I always liked living and working abroad. I was used to discovering a different foreign country every year since I graduated. When I joined global professional services company Accenture, I worked in the Netherlands, Germany and Turkey. When I met my husband, I wanted to spend my time in Belgium to give us time to start a family.
Six years and one son later, the call of living abroad became irresistible. My husband and I estimated our one-and-a-half-year-old son was old enough to start discovering the world. I shared my wish for an out-of-town assignment with my leadership at work. There was one condition—my family should be able to come with me.

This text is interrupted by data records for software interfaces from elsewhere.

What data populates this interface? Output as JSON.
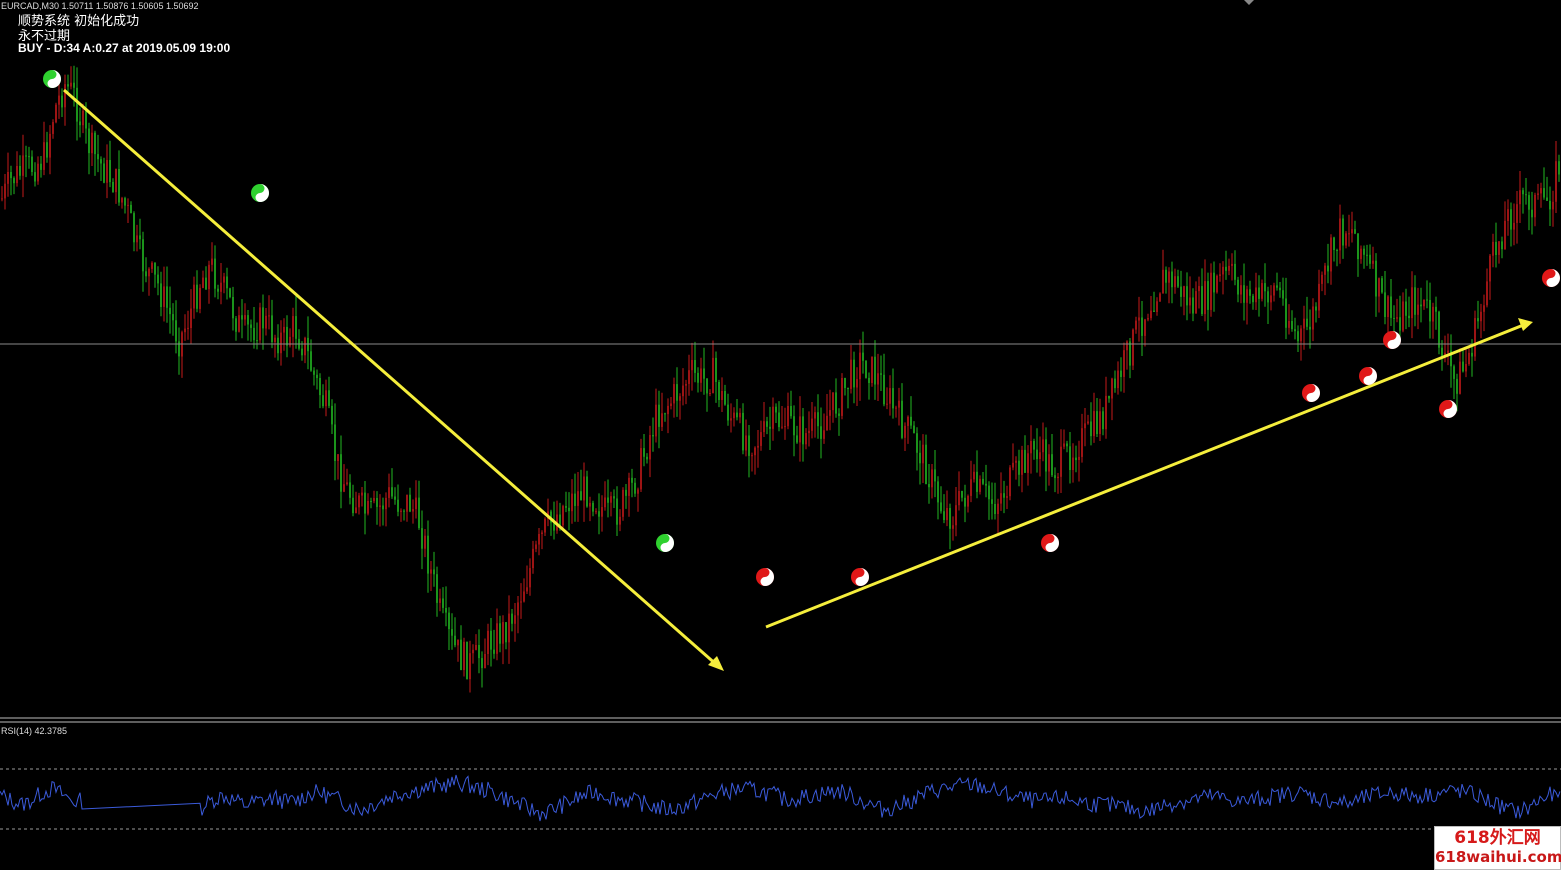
{
  "header": {
    "symbol_quote": "EURCAD,M30  1.50711 1.50876 1.50605 1.50692",
    "status": "顺势系统 初始化成功",
    "expiry": "永不过期",
    "signal": "BUY - D:34 A:0.27 at 2019.05.09 19:00"
  },
  "rsi_panel": {
    "label": "RSI(14) 42.3785",
    "period": 14,
    "value": 42.3785,
    "upper_level": 70,
    "lower_level": 30,
    "line_color": "#3b5bdb"
  },
  "watermark": {
    "line1": "618外汇网",
    "line2": "618waihui.com"
  },
  "colors": {
    "background": "#000000",
    "bull_bar": "#c41a1a",
    "bear_bar": "#22b822",
    "trend_arrow": "#f5ee3c",
    "buy_marker": "#2fd12f",
    "sell_marker": "#e01818",
    "horizontal_line": "#8a8a8a"
  },
  "icons": {
    "marker": "yin-yang-icon"
  },
  "chart_data": {
    "type": "candlestick",
    "timeframe": "M30",
    "symbol": "EURCAD",
    "price_path": [
      0.25,
      0.22,
      0.21,
      0.2,
      0.19,
      0.12,
      0.08,
      0.1,
      0.16,
      0.19,
      0.21,
      0.23,
      0.27,
      0.33,
      0.36,
      0.38,
      0.42,
      0.46,
      0.42,
      0.37,
      0.35,
      0.38,
      0.41,
      0.45,
      0.44,
      0.43,
      0.45,
      0.46,
      0.44,
      0.47,
      0.52,
      0.56,
      0.64,
      0.68,
      0.7,
      0.72,
      0.71,
      0.69,
      0.7,
      0.7,
      0.73,
      0.8,
      0.87,
      0.91,
      0.93,
      0.94,
      0.92,
      0.9,
      0.89,
      0.86,
      0.82,
      0.78,
      0.74,
      0.72,
      0.7,
      0.69,
      0.68,
      0.7,
      0.72,
      0.71,
      0.69,
      0.65,
      0.6,
      0.56,
      0.55,
      0.53,
      0.51,
      0.52,
      0.51,
      0.55,
      0.58,
      0.6,
      0.61,
      0.6,
      0.58,
      0.58,
      0.59,
      0.6,
      0.59,
      0.57,
      0.55,
      0.52,
      0.49,
      0.5,
      0.52,
      0.55,
      0.58,
      0.6,
      0.63,
      0.67,
      0.71,
      0.72,
      0.69,
      0.68,
      0.69,
      0.7,
      0.68,
      0.66,
      0.63,
      0.62,
      0.64,
      0.65,
      0.63,
      0.61,
      0.6,
      0.58,
      0.55,
      0.51,
      0.47,
      0.43,
      0.4,
      0.37,
      0.37,
      0.39,
      0.41,
      0.4,
      0.38,
      0.36,
      0.37,
      0.39,
      0.4,
      0.39,
      0.38,
      0.42,
      0.46,
      0.44,
      0.4,
      0.34,
      0.3,
      0.29,
      0.32,
      0.36,
      0.4,
      0.43,
      0.42,
      0.4,
      0.41,
      0.43,
      0.48,
      0.52,
      0.5,
      0.45,
      0.38,
      0.32,
      0.28,
      0.26,
      0.25,
      0.26,
      0.25,
      0.2
    ],
    "rsi_path": [
      0.55,
      0.5,
      0.45,
      0.5,
      0.58,
      0.62,
      0.55,
      0.48,
      0.5,
      0.56,
      0.6,
      0.5,
      0.4,
      0.35,
      0.45,
      0.5,
      0.42,
      0.35,
      0.3,
      0.42,
      0.5,
      0.55,
      0.5,
      0.45,
      0.48,
      0.5,
      0.52,
      0.48,
      0.5,
      0.56,
      0.58,
      0.54,
      0.5,
      0.44,
      0.4,
      0.45,
      0.5,
      0.55,
      0.58,
      0.6,
      0.62,
      0.64,
      0.66,
      0.68,
      0.66,
      0.62,
      0.6,
      0.55,
      0.5,
      0.45,
      0.4,
      0.36,
      0.4,
      0.45,
      0.5,
      0.55,
      0.58,
      0.56,
      0.52,
      0.5,
      0.48,
      0.45,
      0.42,
      0.4,
      0.42,
      0.46,
      0.5,
      0.55,
      0.58,
      0.6,
      0.62,
      0.6,
      0.58,
      0.55,
      0.5,
      0.52,
      0.54,
      0.56,
      0.58,
      0.6,
      0.55,
      0.5,
      0.45,
      0.4,
      0.42,
      0.46,
      0.5,
      0.56,
      0.6,
      0.62,
      0.64,
      0.66,
      0.65,
      0.62,
      0.58,
      0.55,
      0.52,
      0.5,
      0.48,
      0.5,
      0.52,
      0.5,
      0.48,
      0.46,
      0.45,
      0.44,
      0.42,
      0.4,
      0.38,
      0.42,
      0.46,
      0.48,
      0.5,
      0.52,
      0.54,
      0.52,
      0.5,
      0.48,
      0.5,
      0.52,
      0.54,
      0.56,
      0.58,
      0.56,
      0.52,
      0.5,
      0.48,
      0.46,
      0.5,
      0.54,
      0.56,
      0.58,
      0.56,
      0.54,
      0.55,
      0.56,
      0.58,
      0.6,
      0.58,
      0.55,
      0.5,
      0.45,
      0.4,
      0.38,
      0.42,
      0.5,
      0.55,
      0.52
    ]
  }
}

About nine months later, I received an opportunity to become the project manager for an SAP implementation for Accenture’s first health client in Saudi Arabia. My first reaction was: “When I said ‘abroad,’ I was thinking something sexier like Singapore or Brazil. ... I would have never thought about Saudi.” My second reaction was: “No way. A woman leading a project in a country where she cannot even drive? I will never be credible.”
On top of this development, I learned I would be the first female executive with Accenture bringing her family there. I like being the “first,” but this time might have been a step too far, I thought. But the part of me that has always been pushing boundaries won the battle. Being successful in such conditions was the ultimate challenge I could take.
On the administrative side, it hasn't been a bed of roses. To give you an idea, my company had long discussions with Saudi authorities to get my family a proper visa because having a woman as a head of a family was something new to them. But still, we made it there, the three of us. And then started a 15-month adventure.
This experience was more than I expected. On the professional side, it gave me confidence that I can manage any kind of project in any kind of environment. I have been in impossible situations.
How do you deliver when IT security is shutting down your VPN (virtual private network) three months before go live and you need six weeks to get proper visas for your people? How do you keep moving forward in the Ramadan month when your team members and clients are fasting all day? You do it by being open on what can be done and not done in the given constraints and by being unconditionally constructive. This approach is the only way you can build trust, with your clients, with your team members, with your leadership.
On the personal side, it helped me to have a better understanding of Muslims. I never met people with faith so embedded in their day-to-day life, and I respect them for having such strong beliefs. On the family side, thanks to the life in Saudi and the easy travel to Asia from there, I am proud my now four-year-old son understands the difference between Buddha, Allah and Jesus. This experience is bringing him what I always wanted for him and the reason why I like travelling: eyes wide open on the rest of the world to have an open mind.